Why Hamilton Lane closed Impact Fund II below $400m target

Many investors prefer individual mandates to invest in specific sustainability themes rather than pooled impact funds, says Hamilton Lane's co-head of impact, David Helgerson.

Hamilton Lane has closed its second impact fund at $370 million – just shy of its $400 million target, two years after it launched fundraising. While short of its initial target, the fund is nearly four times the size of its predecessor.

“We’re really pleased to close at that level,” David Helgerson, co-head of Hamilton Lane’s impact business, told New Private Markets. “It’s been a very interesting macro environment… But it’s a cautious environment.”

Several impact fund managers’ raises have been impeded by the macro-environment, with LPs tightening their belts on private equity: Two Sigma and Energy Impact Partners closed impact funds below target earlier this year, while TPG Rise III may miss its $3 billion target, chief financial officer Jack Weingart said in May.

Hamilton Lane launched the fund in April 2021 as the successor to HLIF I, which raised $98 million.
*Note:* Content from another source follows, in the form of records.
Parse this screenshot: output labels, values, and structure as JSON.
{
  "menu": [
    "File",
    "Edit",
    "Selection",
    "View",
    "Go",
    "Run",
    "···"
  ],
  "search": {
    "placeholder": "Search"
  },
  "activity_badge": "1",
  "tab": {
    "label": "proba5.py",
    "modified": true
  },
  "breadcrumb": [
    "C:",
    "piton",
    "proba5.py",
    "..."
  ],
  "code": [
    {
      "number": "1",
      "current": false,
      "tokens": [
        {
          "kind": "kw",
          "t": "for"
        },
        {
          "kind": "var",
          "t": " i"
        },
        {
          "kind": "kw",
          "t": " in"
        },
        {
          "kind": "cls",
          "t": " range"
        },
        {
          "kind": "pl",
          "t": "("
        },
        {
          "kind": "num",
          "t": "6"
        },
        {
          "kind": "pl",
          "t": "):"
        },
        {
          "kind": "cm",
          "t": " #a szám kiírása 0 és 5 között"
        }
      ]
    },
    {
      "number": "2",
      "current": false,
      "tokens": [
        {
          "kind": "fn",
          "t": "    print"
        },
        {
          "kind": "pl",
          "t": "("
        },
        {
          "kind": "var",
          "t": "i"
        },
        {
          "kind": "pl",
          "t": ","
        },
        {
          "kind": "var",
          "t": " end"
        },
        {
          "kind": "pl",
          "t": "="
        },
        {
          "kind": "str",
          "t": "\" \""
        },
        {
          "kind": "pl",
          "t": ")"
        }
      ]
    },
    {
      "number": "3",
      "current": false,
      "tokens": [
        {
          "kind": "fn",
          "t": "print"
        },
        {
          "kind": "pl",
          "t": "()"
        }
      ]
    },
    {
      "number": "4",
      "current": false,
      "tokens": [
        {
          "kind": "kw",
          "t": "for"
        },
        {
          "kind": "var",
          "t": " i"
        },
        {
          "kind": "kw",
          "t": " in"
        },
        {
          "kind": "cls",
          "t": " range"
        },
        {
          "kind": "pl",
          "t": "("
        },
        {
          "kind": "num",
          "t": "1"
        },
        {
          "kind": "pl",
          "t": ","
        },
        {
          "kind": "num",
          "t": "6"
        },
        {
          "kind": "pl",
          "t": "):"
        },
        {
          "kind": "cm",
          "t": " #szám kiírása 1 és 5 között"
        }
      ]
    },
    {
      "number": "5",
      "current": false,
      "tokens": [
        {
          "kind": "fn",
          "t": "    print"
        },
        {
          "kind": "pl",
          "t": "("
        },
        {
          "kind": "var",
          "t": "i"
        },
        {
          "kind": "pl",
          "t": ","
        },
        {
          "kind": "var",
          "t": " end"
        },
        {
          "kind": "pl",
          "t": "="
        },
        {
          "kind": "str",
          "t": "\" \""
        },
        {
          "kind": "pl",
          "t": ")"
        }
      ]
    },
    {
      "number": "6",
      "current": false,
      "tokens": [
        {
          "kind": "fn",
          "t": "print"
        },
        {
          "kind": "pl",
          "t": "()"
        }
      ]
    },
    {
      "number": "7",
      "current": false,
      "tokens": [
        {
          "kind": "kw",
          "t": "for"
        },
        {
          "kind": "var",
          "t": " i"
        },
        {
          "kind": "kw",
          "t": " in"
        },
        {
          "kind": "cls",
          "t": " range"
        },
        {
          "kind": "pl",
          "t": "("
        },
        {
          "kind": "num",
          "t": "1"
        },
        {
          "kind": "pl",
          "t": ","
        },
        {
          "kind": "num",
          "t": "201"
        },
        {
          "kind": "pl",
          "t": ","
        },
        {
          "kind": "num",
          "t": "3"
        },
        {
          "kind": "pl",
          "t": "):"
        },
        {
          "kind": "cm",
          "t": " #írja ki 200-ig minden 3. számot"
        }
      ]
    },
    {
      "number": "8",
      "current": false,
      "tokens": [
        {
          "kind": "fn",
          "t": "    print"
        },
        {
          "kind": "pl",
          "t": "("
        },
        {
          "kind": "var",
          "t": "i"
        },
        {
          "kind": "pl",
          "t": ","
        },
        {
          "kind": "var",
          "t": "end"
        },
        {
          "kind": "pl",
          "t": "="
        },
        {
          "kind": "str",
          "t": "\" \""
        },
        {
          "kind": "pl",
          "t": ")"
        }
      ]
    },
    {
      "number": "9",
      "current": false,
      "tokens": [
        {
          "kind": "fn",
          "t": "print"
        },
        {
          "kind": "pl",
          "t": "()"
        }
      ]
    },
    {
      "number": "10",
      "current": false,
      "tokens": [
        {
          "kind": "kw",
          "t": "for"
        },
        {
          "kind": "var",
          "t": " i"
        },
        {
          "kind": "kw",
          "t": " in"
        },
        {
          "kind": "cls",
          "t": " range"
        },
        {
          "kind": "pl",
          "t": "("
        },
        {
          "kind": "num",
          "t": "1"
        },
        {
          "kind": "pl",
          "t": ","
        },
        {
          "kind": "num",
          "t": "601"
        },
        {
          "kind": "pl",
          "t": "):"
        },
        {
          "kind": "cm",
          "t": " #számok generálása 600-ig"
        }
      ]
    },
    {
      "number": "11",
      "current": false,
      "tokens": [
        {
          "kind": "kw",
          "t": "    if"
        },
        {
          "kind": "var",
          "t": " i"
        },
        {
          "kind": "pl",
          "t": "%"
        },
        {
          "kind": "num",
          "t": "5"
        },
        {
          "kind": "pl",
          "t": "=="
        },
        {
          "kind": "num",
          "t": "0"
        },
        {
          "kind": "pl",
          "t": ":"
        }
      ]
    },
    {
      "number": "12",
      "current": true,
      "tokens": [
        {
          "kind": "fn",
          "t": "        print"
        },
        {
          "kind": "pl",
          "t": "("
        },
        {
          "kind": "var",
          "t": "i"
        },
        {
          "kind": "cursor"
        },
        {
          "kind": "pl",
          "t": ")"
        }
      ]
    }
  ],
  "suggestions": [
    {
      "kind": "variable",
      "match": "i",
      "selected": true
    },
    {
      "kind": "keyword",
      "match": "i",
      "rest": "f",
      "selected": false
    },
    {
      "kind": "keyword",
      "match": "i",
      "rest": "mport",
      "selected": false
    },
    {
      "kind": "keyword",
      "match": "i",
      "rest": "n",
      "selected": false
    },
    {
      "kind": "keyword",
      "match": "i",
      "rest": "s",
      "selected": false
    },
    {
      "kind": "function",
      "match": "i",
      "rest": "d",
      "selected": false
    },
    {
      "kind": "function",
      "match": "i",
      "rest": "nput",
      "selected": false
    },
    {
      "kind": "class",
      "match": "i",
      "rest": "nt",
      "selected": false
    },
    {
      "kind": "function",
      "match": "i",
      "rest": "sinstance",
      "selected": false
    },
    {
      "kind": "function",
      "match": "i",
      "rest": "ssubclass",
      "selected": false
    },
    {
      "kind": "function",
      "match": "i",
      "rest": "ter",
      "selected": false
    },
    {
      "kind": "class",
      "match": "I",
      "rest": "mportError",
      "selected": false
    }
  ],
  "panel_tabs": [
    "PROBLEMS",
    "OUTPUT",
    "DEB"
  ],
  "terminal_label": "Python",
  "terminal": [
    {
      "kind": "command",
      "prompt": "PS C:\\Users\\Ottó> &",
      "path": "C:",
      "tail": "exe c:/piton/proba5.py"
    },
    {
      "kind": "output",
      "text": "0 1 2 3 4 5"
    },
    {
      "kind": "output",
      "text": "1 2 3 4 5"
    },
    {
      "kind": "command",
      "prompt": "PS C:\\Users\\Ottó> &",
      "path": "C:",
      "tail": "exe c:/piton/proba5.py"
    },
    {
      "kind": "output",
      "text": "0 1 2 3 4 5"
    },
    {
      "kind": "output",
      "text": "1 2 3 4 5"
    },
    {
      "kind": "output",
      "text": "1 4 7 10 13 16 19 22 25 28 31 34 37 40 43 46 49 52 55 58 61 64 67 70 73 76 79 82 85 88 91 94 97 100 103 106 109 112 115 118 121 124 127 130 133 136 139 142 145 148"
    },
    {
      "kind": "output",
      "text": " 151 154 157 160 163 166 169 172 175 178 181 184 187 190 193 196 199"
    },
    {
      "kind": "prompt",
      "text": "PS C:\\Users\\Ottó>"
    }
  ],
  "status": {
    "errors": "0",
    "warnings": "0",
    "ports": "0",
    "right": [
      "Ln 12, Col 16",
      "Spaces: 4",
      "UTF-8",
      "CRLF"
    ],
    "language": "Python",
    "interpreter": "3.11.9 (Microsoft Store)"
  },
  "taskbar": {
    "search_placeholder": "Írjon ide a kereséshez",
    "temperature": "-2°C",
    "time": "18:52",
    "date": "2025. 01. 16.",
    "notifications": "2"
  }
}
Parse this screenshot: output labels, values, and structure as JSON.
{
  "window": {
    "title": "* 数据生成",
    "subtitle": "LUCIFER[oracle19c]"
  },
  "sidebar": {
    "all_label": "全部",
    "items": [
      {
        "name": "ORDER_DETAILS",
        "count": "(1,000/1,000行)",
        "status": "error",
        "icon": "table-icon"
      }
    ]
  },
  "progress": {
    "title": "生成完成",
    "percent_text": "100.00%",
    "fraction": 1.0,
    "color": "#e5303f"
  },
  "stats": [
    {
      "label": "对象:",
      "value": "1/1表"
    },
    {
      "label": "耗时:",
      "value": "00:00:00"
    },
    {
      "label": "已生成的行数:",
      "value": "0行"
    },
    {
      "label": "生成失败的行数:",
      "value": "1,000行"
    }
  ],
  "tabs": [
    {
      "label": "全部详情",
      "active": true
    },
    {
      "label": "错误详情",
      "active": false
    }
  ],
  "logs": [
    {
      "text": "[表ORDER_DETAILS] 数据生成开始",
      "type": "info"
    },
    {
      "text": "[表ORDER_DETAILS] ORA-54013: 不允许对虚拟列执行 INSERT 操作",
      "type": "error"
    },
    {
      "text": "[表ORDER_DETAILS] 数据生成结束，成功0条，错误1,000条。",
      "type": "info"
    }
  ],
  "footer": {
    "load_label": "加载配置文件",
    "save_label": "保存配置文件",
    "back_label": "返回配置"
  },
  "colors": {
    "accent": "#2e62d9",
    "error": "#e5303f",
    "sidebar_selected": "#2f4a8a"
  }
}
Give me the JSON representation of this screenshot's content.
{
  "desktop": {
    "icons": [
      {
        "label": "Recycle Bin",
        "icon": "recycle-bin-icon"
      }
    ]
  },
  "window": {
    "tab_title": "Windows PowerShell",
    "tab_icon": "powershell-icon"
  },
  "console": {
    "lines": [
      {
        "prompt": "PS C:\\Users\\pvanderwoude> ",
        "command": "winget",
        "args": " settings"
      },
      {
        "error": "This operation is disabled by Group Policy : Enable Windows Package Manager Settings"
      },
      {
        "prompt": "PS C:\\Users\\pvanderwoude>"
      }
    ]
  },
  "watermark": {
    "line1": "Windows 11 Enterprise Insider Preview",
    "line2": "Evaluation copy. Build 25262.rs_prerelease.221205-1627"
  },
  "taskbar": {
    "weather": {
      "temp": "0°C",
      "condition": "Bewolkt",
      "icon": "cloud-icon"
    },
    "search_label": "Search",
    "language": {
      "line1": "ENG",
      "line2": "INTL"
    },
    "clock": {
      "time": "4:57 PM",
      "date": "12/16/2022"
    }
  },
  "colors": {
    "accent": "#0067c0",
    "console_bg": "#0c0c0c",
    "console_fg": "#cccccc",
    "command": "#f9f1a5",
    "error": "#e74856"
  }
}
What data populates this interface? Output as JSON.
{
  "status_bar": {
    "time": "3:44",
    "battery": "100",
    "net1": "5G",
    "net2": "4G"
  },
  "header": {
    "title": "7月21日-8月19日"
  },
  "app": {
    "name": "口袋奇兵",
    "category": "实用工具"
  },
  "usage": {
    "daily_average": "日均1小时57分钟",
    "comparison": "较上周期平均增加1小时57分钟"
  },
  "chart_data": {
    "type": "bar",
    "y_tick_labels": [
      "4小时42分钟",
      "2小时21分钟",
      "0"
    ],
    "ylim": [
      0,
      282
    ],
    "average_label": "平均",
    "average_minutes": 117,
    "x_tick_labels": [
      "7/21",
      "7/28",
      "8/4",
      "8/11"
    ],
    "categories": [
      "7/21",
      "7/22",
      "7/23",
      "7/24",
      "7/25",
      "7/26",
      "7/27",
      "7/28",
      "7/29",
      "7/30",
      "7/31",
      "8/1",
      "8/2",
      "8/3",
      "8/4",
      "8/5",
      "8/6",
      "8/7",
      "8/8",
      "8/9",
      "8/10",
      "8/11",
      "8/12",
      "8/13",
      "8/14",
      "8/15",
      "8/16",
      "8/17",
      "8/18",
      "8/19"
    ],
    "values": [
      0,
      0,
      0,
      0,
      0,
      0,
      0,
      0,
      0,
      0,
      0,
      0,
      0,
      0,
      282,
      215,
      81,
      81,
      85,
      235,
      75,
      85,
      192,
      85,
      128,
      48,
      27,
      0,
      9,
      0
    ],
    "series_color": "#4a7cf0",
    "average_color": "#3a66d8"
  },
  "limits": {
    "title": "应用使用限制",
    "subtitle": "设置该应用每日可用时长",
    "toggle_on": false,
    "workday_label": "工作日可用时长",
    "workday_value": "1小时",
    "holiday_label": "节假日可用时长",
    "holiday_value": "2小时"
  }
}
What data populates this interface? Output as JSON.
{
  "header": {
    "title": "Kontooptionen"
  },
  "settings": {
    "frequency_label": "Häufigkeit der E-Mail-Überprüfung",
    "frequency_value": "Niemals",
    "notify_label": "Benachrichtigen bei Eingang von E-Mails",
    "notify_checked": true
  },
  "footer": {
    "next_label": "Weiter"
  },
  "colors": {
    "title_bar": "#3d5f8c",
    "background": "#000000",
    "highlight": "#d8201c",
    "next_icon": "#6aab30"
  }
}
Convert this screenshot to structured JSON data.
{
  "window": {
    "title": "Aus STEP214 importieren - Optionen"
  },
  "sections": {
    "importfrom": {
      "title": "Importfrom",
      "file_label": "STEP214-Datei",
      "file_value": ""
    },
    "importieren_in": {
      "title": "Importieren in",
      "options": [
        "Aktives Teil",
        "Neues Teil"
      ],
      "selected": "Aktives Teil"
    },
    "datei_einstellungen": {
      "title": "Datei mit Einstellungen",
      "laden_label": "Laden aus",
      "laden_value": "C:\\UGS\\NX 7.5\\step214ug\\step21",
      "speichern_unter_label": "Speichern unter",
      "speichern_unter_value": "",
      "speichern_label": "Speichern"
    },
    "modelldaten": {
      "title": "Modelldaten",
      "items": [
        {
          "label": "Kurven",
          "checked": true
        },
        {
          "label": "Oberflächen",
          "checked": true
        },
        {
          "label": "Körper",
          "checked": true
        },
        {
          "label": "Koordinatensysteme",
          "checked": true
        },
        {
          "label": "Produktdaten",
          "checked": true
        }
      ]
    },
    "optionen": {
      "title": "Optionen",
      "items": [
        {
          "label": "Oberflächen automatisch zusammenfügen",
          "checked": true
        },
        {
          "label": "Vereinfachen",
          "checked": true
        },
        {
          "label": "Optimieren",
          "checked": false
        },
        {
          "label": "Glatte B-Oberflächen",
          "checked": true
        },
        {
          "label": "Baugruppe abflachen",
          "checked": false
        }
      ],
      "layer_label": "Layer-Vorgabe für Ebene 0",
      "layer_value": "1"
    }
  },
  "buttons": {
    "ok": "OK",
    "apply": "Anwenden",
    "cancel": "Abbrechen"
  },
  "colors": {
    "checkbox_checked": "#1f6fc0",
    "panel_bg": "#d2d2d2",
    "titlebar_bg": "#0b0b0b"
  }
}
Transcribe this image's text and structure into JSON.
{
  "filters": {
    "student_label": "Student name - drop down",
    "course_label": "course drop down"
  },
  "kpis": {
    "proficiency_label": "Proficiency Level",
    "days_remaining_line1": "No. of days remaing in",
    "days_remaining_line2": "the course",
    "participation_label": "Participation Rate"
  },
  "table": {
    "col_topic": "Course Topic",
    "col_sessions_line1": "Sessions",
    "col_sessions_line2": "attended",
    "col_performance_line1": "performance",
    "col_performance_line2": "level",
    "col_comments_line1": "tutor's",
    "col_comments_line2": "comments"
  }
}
The fund spans buyout, growth, late-stage venture and real assets investments for environmental and social impact. It has made nine investments so far, according to a statement from the firm last month.

As well as macroeconomic conditions, Hamilton Lane’s fundraise was impacted by some investors’ continuing appetite for segregated mandates – rather than pooled funds – for their impact portfolios. Since commencing fundraising for Impact Fund II, Hamilton Lane has raised “over $500 million” for sustainable themes in segregated mandate accounts – investors creating pools of capital for the firm to invest directly in portfolio companies – according to a press release from the firm.

There are several reasons that many investors have this preference. “Some of it is just excess demand,” said Helgerson: some investors have a threshold for the proportion of a fund that they occupy, and put the remainder of their impact allocation in a separate account.

The wide range of investors’ preferences for impact includes those that are too particular for a pooled vehicle at one end, and those that are too agnostic at the other. “Every investor has their own goals, portfolio needs and comfort levels with their perceptions of risk and return. There are faster adopters and slower adopters to impact and sustainable strategies,” said Helgerson.

On the more agnostic side, “some investors say, ‘I’m looking for both attractive investments, and to avoid exposures such as traditional fossil fuels, or areas that present greater risk or have potentially bad headline exposure,’” said Helgerson. For example, “we have some major sovereign wealth fund clients who want to shift everything into sustainable strategies. This allows them to take a broad view and focus on making sure that they’re investing sustainably, versus being narrowly-focused on exactly where that capital is going”.

Other investors have very specific impact goals or thematic preferences, such as “digital health or energy transition”. “One of the challenges of social impact investing is making it relevant to the ultimate investor, as there is a breadth of diverse opportunities to support,” said Helgerson.

Hamilton Lane’s impact fund “targets broader, more universal areas of social interest… to appeal to diverse group of investors”, but many investors will still prefer their pools of capital to be separately managed to achieve more specific impact.

Separately managed accounts also do not need to be categorised by Articles 6, 8 or 9 of the SFDR – which means capital can be invested in “great companies… that are very sustainable and world-positive, but that don’t fit within [an Article 9 fund]”. Impact Fund II is an Article 9 fund, so it cannot be invested into companies that are not already “sustainable”.

“Separate accounts also allow a bit more flexibility or customisation and for clients to weigh in and be involved in the portfolio buildout,” Helgerson added.

Does this mean Hamilton Lane will focus its impact and sustainable investing business on separately managed accounts rather than raising pooled funds in the future? Helgerson said via email: “We believe there are long-term, secular, macro drivers that will continue to make the themes we are investing in across our impact and sustainable strategies attractive… We’ll evolve to support our clients with strategies that make sense for the economic environment at the time.”